Rather than providing their students with direct instruction on the art of grant proposal writing, the teachers involved in the project taught their students three areas of analysis:

  1. how to analyze audiences/discourse communities to determine what values and expectations they will bring to the text
  2. how to analyze sample texts so that they can
    • determine both the purposes and features of those genres, and so that they can understand how the genre has been designed to reflect the purposes, values, and expectations of the discourse communities that employ them.
    • understand the range of rhetorical moves found within the genre, and to recognize how the values and expectations of the discourse community shapes the rhetorical choices available to authors.
    • identify what subject matter the sample texts include, and to recognize how authors’ approaches to that subject matter are shaped by the discourse community for whom they are writing.
  3. how to execute the insights from the analysis described above in their own writing.

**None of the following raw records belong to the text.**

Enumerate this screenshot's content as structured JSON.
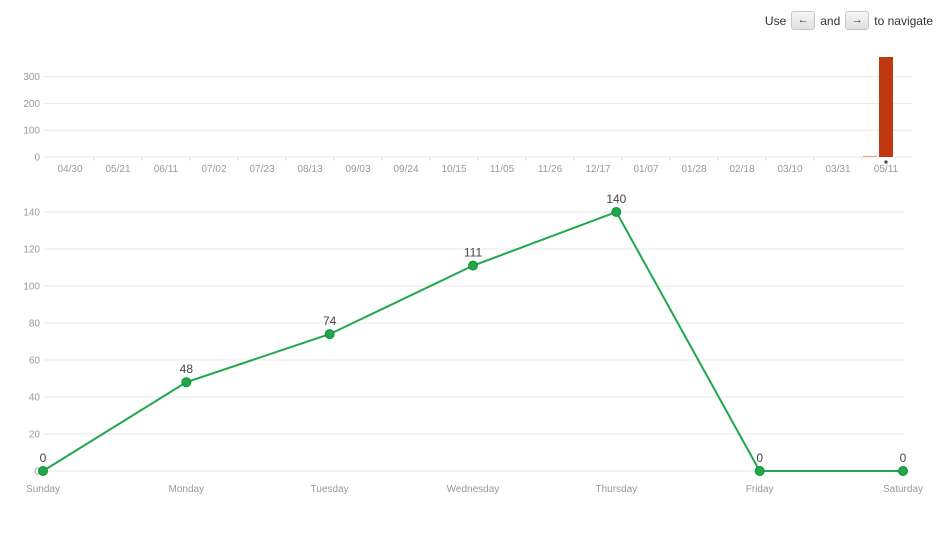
{
  "navigation": {
    "prefix": "Use",
    "left_key": "←",
    "conjunction": "and",
    "right_key": "→",
    "suffix": "to navigate"
  },
  "colors": {
    "bar": "#c0380f",
    "line": "#1ea84a",
    "point": "#1ea84a",
    "grid": "#e8e8e8",
    "tick_text": "#999999"
  },
  "chart_data": [
    {
      "type": "bar",
      "categories": [
        "04/30",
        "05/21",
        "06/11",
        "07/02",
        "07/23",
        "08/13",
        "09/03",
        "09/24",
        "10/15",
        "11/05",
        "11/26",
        "12/17",
        "01/07",
        "01/28",
        "02/18",
        "03/10",
        "03/31",
        "05/11"
      ],
      "series": [
        {
          "values": [
            0,
            0,
            0,
            0,
            0,
            0,
            0,
            0,
            0,
            0,
            0,
            0,
            0,
            0,
            0,
            0,
            0,
            373
          ],
          "extra_small_bar_before_last": 4
        }
      ],
      "yticks": [
        0,
        100,
        200,
        300
      ],
      "ylim": [
        0,
        373
      ],
      "grid": true,
      "marker_under_last_bar": true
    },
    {
      "type": "line",
      "categories": [
        "Sunday",
        "Monday",
        "Tuesday",
        "Wednesday",
        "Thursday",
        "Friday",
        "Saturday"
      ],
      "series": [
        {
          "values": [
            0,
            48,
            74,
            111,
            140,
            0,
            0
          ]
        }
      ],
      "data_labels": [
        "0",
        "48",
        "74",
        "111",
        "140",
        "0",
        "0"
      ],
      "yticks": [
        0,
        20,
        40,
        60,
        80,
        100,
        120,
        140
      ],
      "ylim": [
        0,
        140
      ],
      "grid": true
    }
  ]
}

This process of analysis becomes the tool students use to figure out how to write other tasks they’ve never seen before.

If you are interested in concrete examples of how to put this approach into action, come to the half-day workshop—W.15—at the NCTE Annual Convention that will be hosted by our Horizon Writing Project team.

Work Cited

Applebee, Arthur N., and Judith A. Langer. “A Snapshot of Writing Instruction in Middle Schools and High Schools.” English Journal, vol. 100, no. 6, July 2011, pp. 14-27.

David Slomp is the Board of Governors’ Teaching Chair at the University of Lethbridge, where he works as an associate professor in the Faculty of Education.